Skip to Main Content
Microfluidic biochips offer a promising alternative to a conventional biochemical laboratory. There are two technologies for the microfluidic biochips: droplet-based and flow-based. In this paper we are interested in flow-based microfluidic biochips, where the liquid flows continuously through pre-defined micro-channels using valves and pumps. We present an approach to the system-level modeling and simulation of a cell culture microfluidic biochip called ProCell, Programmable Cell Culture Chip. ProCell contains a cell culture chamber, which is envisioned to run 256 simultaneous experiments (viewed as a 16 × 16 matrix). We use an inverted fluorescence microscope to observe the experiments in real-time, allowing kinetic data analysis.
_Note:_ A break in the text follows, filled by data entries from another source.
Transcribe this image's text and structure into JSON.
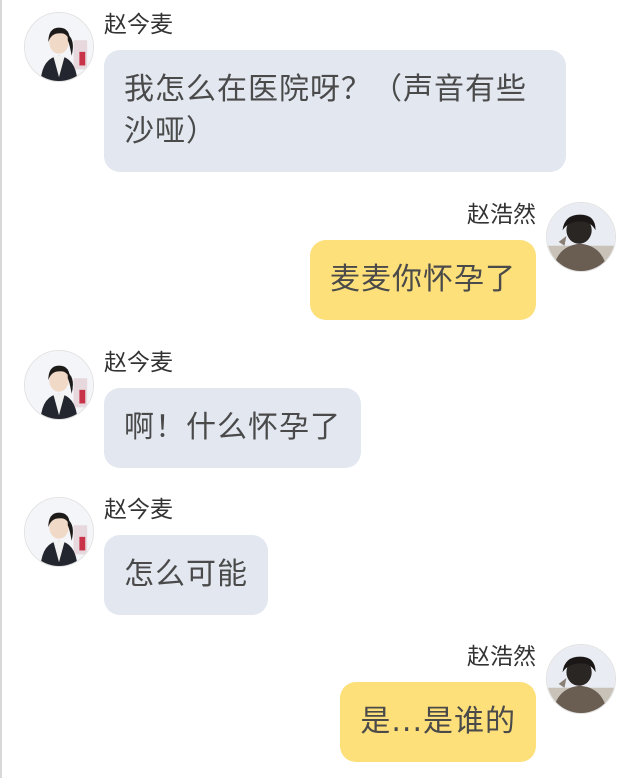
{
  "chat": {
    "messages": [
      {
        "side": "left",
        "sender": "赵今麦",
        "text": "我怎么在医院呀？（声音有些沙哑）",
        "avatar_icon": "girl-avatar-icon"
      },
      {
        "side": "right",
        "sender": "赵浩然",
        "text": "麦麦你怀孕了",
        "avatar_icon": "boy-avatar-icon"
      },
      {
        "side": "left",
        "sender": "赵今麦",
        "text": "啊！什么怀孕了",
        "avatar_icon": "girl-avatar-icon"
      },
      {
        "side": "left",
        "sender": "赵今麦",
        "text": "怎么可能",
        "avatar_icon": "girl-avatar-icon"
      },
      {
        "side": "right",
        "sender": "赵浩然",
        "text": "是...是谁的",
        "avatar_icon": "boy-avatar-icon"
      }
    ]
  },
  "colors": {
    "left_bubble": "#e2e7f0",
    "right_bubble": "#fde07a",
    "background": "#ffffff"
  }
}
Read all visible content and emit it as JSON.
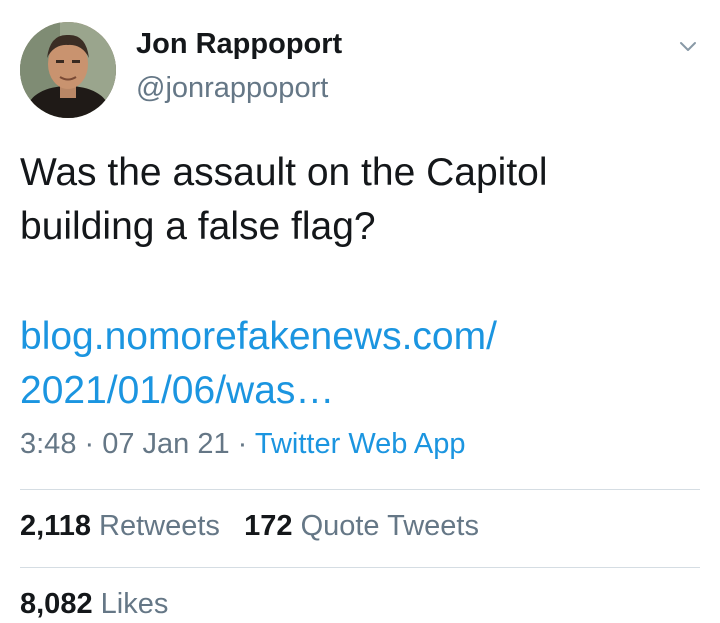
{
  "author": {
    "name": "Jon Rappoport",
    "handle": "@jonrappoport"
  },
  "tweet": {
    "text_lines": [
      "Was the assault on the Capitol",
      "building a false flag?"
    ],
    "link_lines": [
      "blog.nomorefakenews.com/",
      "2021/01/06/was…"
    ]
  },
  "meta": {
    "time": "3:48",
    "separator": " · ",
    "date": "07 Jan 21",
    "source": "Twitter Web App"
  },
  "stats": {
    "retweets_count": "2,118",
    "retweets_label": "Retweets",
    "quotes_count": "172",
    "quotes_label": "Quote Tweets",
    "likes_count": "8,082",
    "likes_label": "Likes"
  },
  "icons": {
    "more": "chevron-down-icon",
    "avatar": "avatar"
  },
  "colors": {
    "link": "#1b95e0",
    "secondary_text": "#657786",
    "primary_text": "#14171a",
    "divider": "#d5dde3"
  }
}
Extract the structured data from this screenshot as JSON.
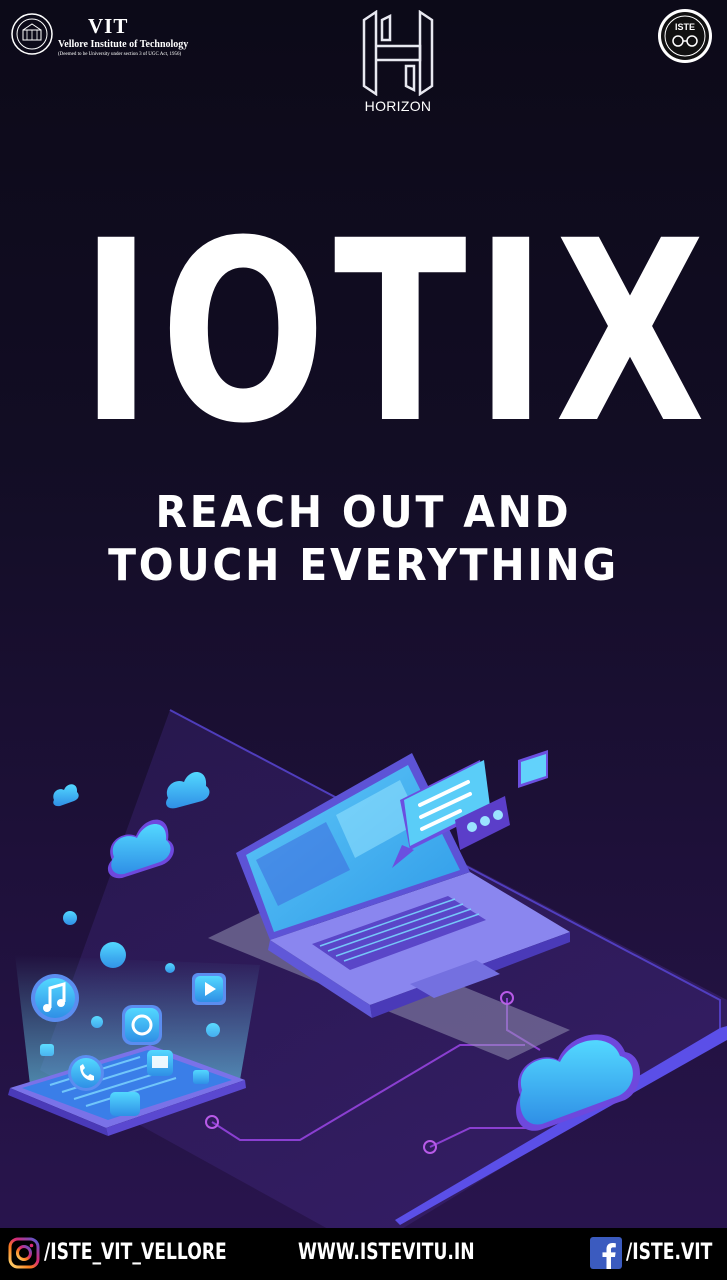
{
  "header": {
    "vit": {
      "name": "VIT",
      "full_name": "Vellore Institute of Technology",
      "deemed": "(Deemed to be University under section 3 of UGC Act, 1956)"
    },
    "horizon": {
      "name": "HORIZON"
    },
    "iste": {
      "name": "ISTE"
    }
  },
  "title": "IOTIX",
  "subtitle_line1": "REACH OUT AND",
  "subtitle_line2": "TOUCH EVERYTHING",
  "footer": {
    "instagram": "/ISTE_VIT_VELLORE",
    "website": "WWW.ISTEVITU.IN",
    "facebook": "/ISTE.VIT"
  },
  "colors": {
    "background_top": "#0c0a18",
    "background_bottom": "#2a1550",
    "accent_cyan": "#3fc3f5",
    "accent_violet": "#6a4cf0",
    "footer_bg": "#000000"
  },
  "icons": [
    "instagram-icon",
    "facebook-icon",
    "music-icon",
    "phone-icon",
    "play-icon",
    "cloud-icon",
    "chat-icon"
  ]
}
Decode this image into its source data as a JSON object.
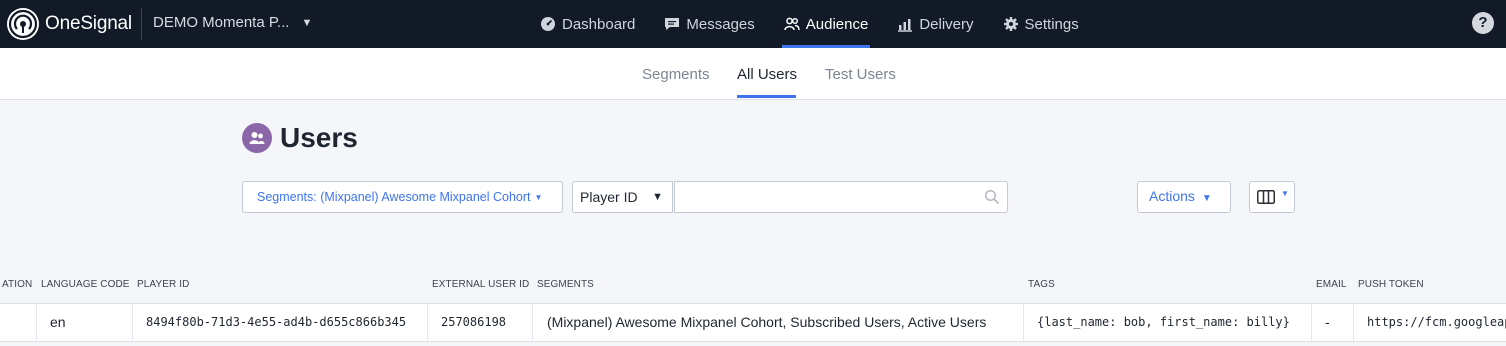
{
  "brand": {
    "name_part1": "One",
    "name_part2": "Signal"
  },
  "app_selector": {
    "label": "DEMO Momenta P..."
  },
  "nav": {
    "dashboard": "Dashboard",
    "messages": "Messages",
    "audience": "Audience",
    "delivery": "Delivery",
    "settings": "Settings"
  },
  "help_label": "?",
  "subtabs": {
    "segments": "Segments",
    "all_users": "All Users",
    "test_users": "Test Users"
  },
  "page": {
    "title": "Users"
  },
  "controls": {
    "segments_filter": "Segments:  (Mixpanel) Awesome Mixpanel Cohort",
    "id_type": "Player ID",
    "search_value": "",
    "actions_label": "Actions"
  },
  "table": {
    "headers": {
      "location": "ATION",
      "language_code": "LANGUAGE CODE",
      "player_id": "PLAYER ID",
      "external_user_id": "EXTERNAL USER ID",
      "segments": "SEGMENTS",
      "tags": "TAGS",
      "email": "EMAIL",
      "push_token": "PUSH TOKEN"
    },
    "rows": [
      {
        "location": "",
        "language_code": "en",
        "player_id": "8494f80b-71d3-4e55-ad4b-d655c866b345",
        "external_user_id": "257086198",
        "segments": "(Mixpanel) Awesome Mixpanel Cohort, Subscribed Users, Active Users",
        "tags": "{last_name: bob, first_name: billy}",
        "email": "-",
        "push_token": "https://fcm.googleapis.com"
      }
    ]
  },
  "colors": {
    "nav_bg": "#111a26",
    "accent": "#3e74f0",
    "users_badge": "#8b67a9",
    "page_bg": "#f4f6f9"
  },
  "icons": [
    "onesignal-logo-icon",
    "dashboard-icon",
    "messages-icon",
    "audience-icon",
    "delivery-icon",
    "settings-gear-icon",
    "help-icon",
    "users-icon",
    "search-icon",
    "columns-icon"
  ]
}
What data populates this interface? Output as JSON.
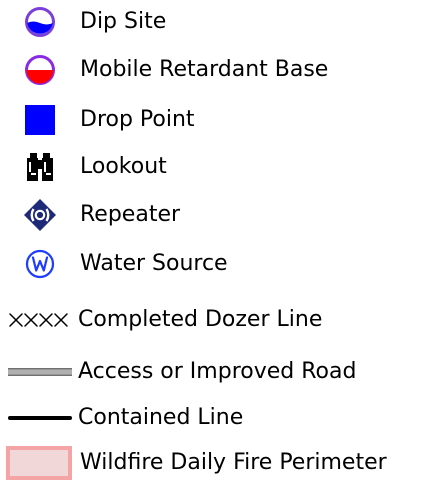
{
  "legend": {
    "items": [
      {
        "label": "Dip Site",
        "icon": "dip-site-icon"
      },
      {
        "label": "Mobile Retardant Base",
        "icon": "mobile-retardant-base-icon"
      },
      {
        "label": "Drop Point",
        "icon": "drop-point-icon"
      },
      {
        "label": "Lookout",
        "icon": "lookout-icon"
      },
      {
        "label": "Repeater",
        "icon": "repeater-icon"
      },
      {
        "label": "Water Source",
        "icon": "water-source-icon"
      },
      {
        "label": "Completed Dozer Line",
        "icon": "completed-dozer-line-icon"
      },
      {
        "label": "Access or Improved Road",
        "icon": "access-road-icon"
      },
      {
        "label": "Contained Line",
        "icon": "contained-line-icon"
      },
      {
        "label": "Wildfire Daily Fire Perimeter",
        "icon": "fire-perimeter-icon"
      }
    ],
    "colors": {
      "dip_site_blue": "#0000ff",
      "retardant_red": "#ff0000",
      "ring_purple": "#8a2be2",
      "drop_point_blue": "#0000ff",
      "repeater_navy": "#1e2a78",
      "water_source_blue": "#1e3cff",
      "road_gray": "#b0b0b0",
      "perimeter_fill": "#f2d7d9",
      "perimeter_border": "#f4a4a4"
    }
  }
}
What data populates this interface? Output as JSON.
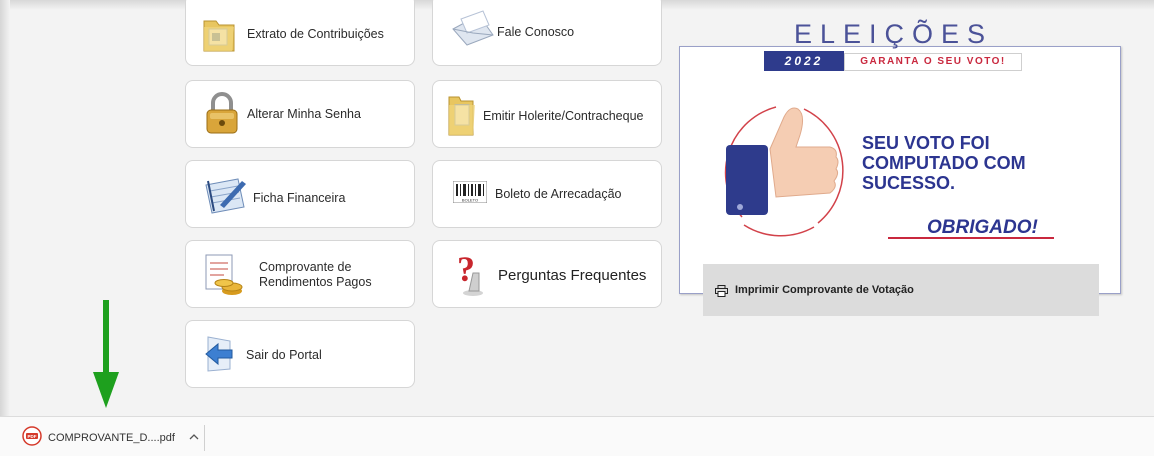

We are able to automatically adjust the current experimental setup thus allowing, for the first time, conditional experiments. We propose a biochip architecture model and a comprehensive fault model that captures permanent faults occurring during chip operation. Using the proposed modeling and simulation framework, we perform an architectural level evaluation of two cell culture chamber implementations. A qualitative success metric is also proposed to evaluate chip performance in the presence of partial failures. Our results show that significant improvements in efficiency can be obtained using redundancy, providing improved chances to complete an experiment even in the presence of faults. This decreases the experiment repetition rate while increasing system productivity, saving time and reducing costs.